▶ [Your task]:
Out of the listing below, copy every line that carries the string "Interactor".

▶ [Material to process]:
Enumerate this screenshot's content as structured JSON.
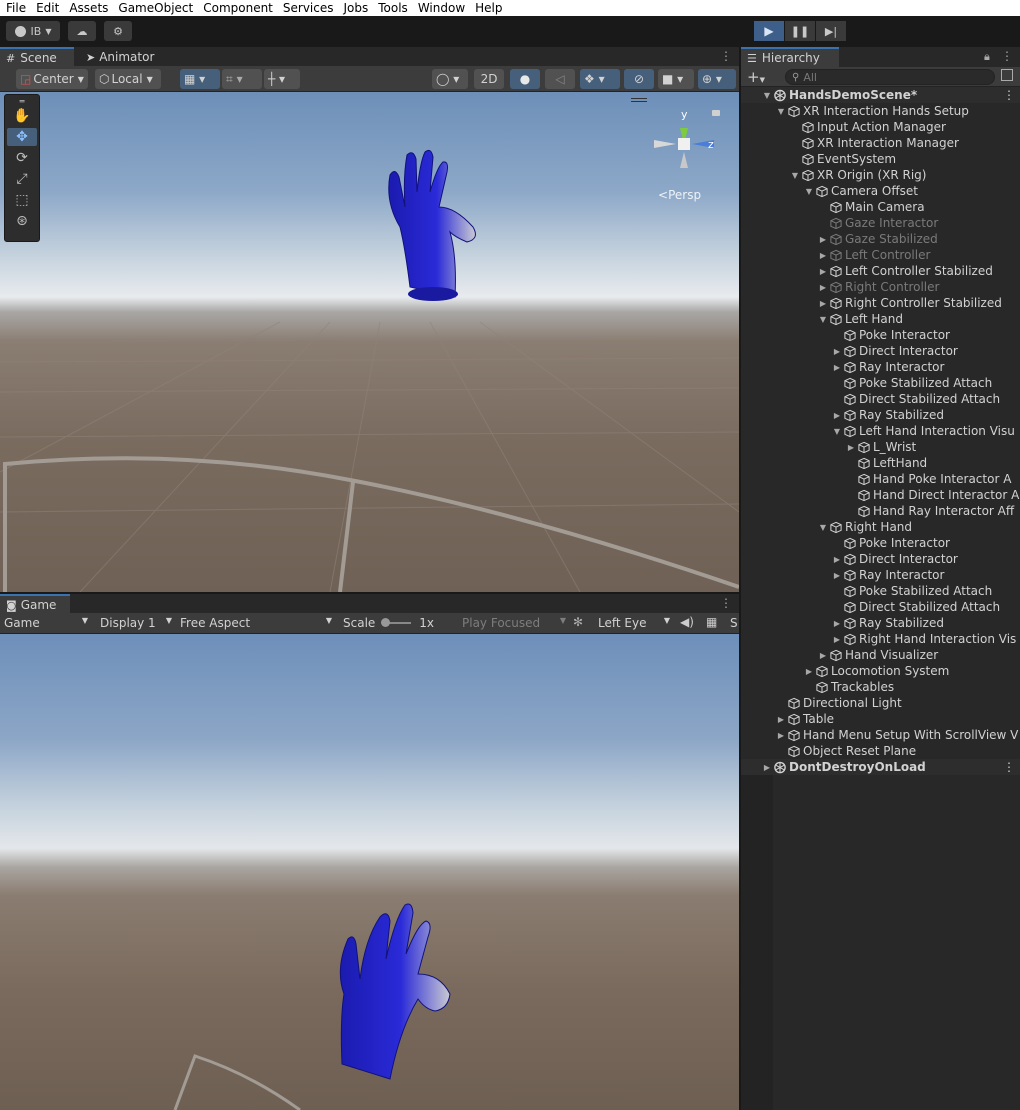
{
  "menu": [
    "File",
    "Edit",
    "Assets",
    "GameObject",
    "Component",
    "Services",
    "Jobs",
    "Tools",
    "Window",
    "Help"
  ],
  "toolbar": {
    "account": "IB"
  },
  "scene_panel": {
    "tabs": [
      "Scene",
      "Animator"
    ],
    "pivot": "Center",
    "space": "Local",
    "mode_2d": "2D",
    "persp_label": "Persp",
    "gizmo_y": "y",
    "gizmo_z": "z"
  },
  "game_panel": {
    "tab": "Game",
    "game_select": "Game",
    "display": "Display 1",
    "aspect": "Free Aspect",
    "scale_label": "Scale",
    "scale_value": "1x",
    "play_focused": "Play Focused",
    "eye": "Left Eye",
    "extra": "S"
  },
  "hierarchy": {
    "tab": "Hierarchy",
    "search_placeholder": "All",
    "rows": [
      {
        "label": "HandsDemoScene*",
        "depth": 0,
        "arrow": "down",
        "scene": true
      },
      {
        "label": "XR Interaction Hands Setup",
        "depth": 1,
        "arrow": "down"
      },
      {
        "label": "Input Action Manager",
        "depth": 2,
        "arrow": ""
      },
      {
        "label": "XR Interaction Manager",
        "depth": 2,
        "arrow": ""
      },
      {
        "label": "EventSystem",
        "depth": 2,
        "arrow": ""
      },
      {
        "label": "XR Origin (XR Rig)",
        "depth": 2,
        "arrow": "down"
      },
      {
        "label": "Camera Offset",
        "depth": 3,
        "arrow": "down"
      },
      {
        "label": "Main Camera",
        "depth": 4,
        "arrow": ""
      },
      {
        "label": "Gaze Interactor",
        "depth": 4,
        "arrow": "",
        "dim": true
      },
      {
        "label": "Gaze Stabilized",
        "depth": 4,
        "arrow": "right",
        "dim": true
      },
      {
        "label": "Left Controller",
        "depth": 4,
        "arrow": "right",
        "dim": true
      },
      {
        "label": "Left Controller Stabilized",
        "depth": 4,
        "arrow": "right"
      },
      {
        "label": "Right Controller",
        "depth": 4,
        "arrow": "right",
        "dim": true
      },
      {
        "label": "Right Controller Stabilized",
        "depth": 4,
        "arrow": "right"
      },
      {
        "label": "Left Hand",
        "depth": 4,
        "arrow": "down"
      },
      {
        "label": "Poke Interactor",
        "depth": 5,
        "arrow": ""
      },
      {
        "label": "Direct Interactor",
        "depth": 5,
        "arrow": "right"
      },
      {
        "label": "Ray Interactor",
        "depth": 5,
        "arrow": "right"
      },
      {
        "label": "Poke Stabilized Attach",
        "depth": 5,
        "arrow": ""
      },
      {
        "label": "Direct Stabilized Attach",
        "depth": 5,
        "arrow": ""
      },
      {
        "label": "Ray Stabilized",
        "depth": 5,
        "arrow": "right"
      },
      {
        "label": "Left Hand Interaction Visu",
        "depth": 5,
        "arrow": "down"
      },
      {
        "label": "L_Wrist",
        "depth": 6,
        "arrow": "right"
      },
      {
        "label": "LeftHand",
        "depth": 6,
        "arrow": ""
      },
      {
        "label": "Hand Poke Interactor A",
        "depth": 6,
        "arrow": ""
      },
      {
        "label": "Hand Direct Interactor A",
        "depth": 6,
        "arrow": ""
      },
      {
        "label": "Hand Ray Interactor Aff",
        "depth": 6,
        "arrow": ""
      },
      {
        "label": "Right Hand",
        "depth": 4,
        "arrow": "down"
      },
      {
        "label": "Poke Interactor",
        "depth": 5,
        "arrow": ""
      },
      {
        "label": "Direct Interactor",
        "depth": 5,
        "arrow": "right"
      },
      {
        "label": "Ray Interactor",
        "depth": 5,
        "arrow": "right"
      },
      {
        "label": "Poke Stabilized Attach",
        "depth": 5,
        "arrow": ""
      },
      {
        "label": "Direct Stabilized Attach",
        "depth": 5,
        "arrow": ""
      },
      {
        "label": "Ray Stabilized",
        "depth": 5,
        "arrow": "right"
      },
      {
        "label": "Right Hand Interaction Vis",
        "depth": 5,
        "arrow": "right"
      },
      {
        "label": "Hand Visualizer",
        "depth": 4,
        "arrow": "right"
      },
      {
        "label": "Locomotion System",
        "depth": 3,
        "arrow": "right"
      },
      {
        "label": "Trackables",
        "depth": 3,
        "arrow": ""
      },
      {
        "label": "Directional Light",
        "depth": 1,
        "arrow": ""
      },
      {
        "label": "Table",
        "depth": 1,
        "arrow": "right"
      },
      {
        "label": "Hand Menu Setup With ScrollView V",
        "depth": 1,
        "arrow": "right"
      },
      {
        "label": "Object Reset Plane",
        "depth": 1,
        "arrow": ""
      },
      {
        "label": "DontDestroyOnLoad",
        "depth": 0,
        "arrow": "right",
        "scene": true
      }
    ]
  },
  "colors": {
    "accent": "#3a72b0",
    "hand": "#1e1ec8",
    "play_active": "#3d5f8a"
  }
}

▶ [Answer for the task]:
        "label": "Gaze Interactor",
        "label": "Poke Interactor",
        "label": "Direct Interactor",
        "label": "Ray Interactor",
        "label": "Hand Poke Interactor A",
        "label": "Hand Direct Interactor A",
        "label": "Hand Ray Interactor Aff",
        "label": "Poke Interactor",
        "label": "Direct Interactor",
        "label": "Ray Interactor",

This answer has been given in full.